──────── Supplied material ────────

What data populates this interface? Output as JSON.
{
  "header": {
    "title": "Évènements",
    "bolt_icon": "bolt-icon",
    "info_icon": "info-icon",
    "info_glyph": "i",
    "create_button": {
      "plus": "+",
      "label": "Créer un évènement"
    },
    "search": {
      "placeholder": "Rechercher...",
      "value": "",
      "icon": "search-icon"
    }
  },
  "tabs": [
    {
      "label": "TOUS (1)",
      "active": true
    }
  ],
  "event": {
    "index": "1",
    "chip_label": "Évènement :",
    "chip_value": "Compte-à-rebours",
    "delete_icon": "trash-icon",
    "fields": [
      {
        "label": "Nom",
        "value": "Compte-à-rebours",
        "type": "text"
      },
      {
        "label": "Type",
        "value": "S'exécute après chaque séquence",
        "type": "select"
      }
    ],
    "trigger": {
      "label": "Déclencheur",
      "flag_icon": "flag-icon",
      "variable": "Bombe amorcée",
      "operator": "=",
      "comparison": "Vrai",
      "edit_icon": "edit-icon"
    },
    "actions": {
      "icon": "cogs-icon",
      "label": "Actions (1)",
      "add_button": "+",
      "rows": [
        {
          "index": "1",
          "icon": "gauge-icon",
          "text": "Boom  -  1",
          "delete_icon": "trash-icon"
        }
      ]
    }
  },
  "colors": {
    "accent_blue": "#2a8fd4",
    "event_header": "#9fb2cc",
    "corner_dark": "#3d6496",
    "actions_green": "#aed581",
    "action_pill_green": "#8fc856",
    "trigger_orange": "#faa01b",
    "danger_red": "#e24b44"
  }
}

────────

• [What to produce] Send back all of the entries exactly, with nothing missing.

• [Task answer]
What data populates this interface? Output as JSON.
{
  "header": {
    "title": "Évènements",
    "bolt_icon": "bolt-icon",
    "info_icon": "info-icon",
    "info_glyph": "i",
    "create_button": {
      "plus": "+",
      "label": "Créer un évènement"
    },
    "search": {
      "placeholder": "Rechercher...",
      "value": "",
      "icon": "search-icon"
    }
  },
  "tabs": [
    {
      "label": "TOUS (1)",
      "active": true
    }
  ],
  "event": {
    "index": "1",
    "chip_label": "Évènement :",
    "chip_value": "Compte-à-rebours",
    "delete_icon": "trash-icon",
    "fields": [
      {
        "label": "Nom",
        "value": "Compte-à-rebours",
        "type": "text"
      },
      {
        "label": "Type",
        "value": "S'exécute après chaque séquence",
        "type": "select"
      }
    ],
    "trigger": {
      "label": "Déclencheur",
      "flag_icon": "flag-icon",
      "variable": "Bombe amorcée",
      "operator": "=",
      "comparison": "Vrai",
      "edit_icon": "edit-icon"
    },
    "actions": {
      "icon": "cogs-icon",
      "label": "Actions (1)",
      "add_button": "+",
      "rows": [
        {
          "index": "1",
          "icon": "gauge-icon",
          "text": "Boom  -  1",
          "delete_icon": "trash-icon"
        }
      ]
    }
  },
  "colors": {
    "accent_blue": "#2a8fd4",
    "event_header": "#9fb2cc",
    "corner_dark": "#3d6496",
    "actions_green": "#aed581",
    "action_pill_green": "#8fc856",
    "trigger_orange": "#faa01b",
    "danger_red": "#e24b44"
  }
}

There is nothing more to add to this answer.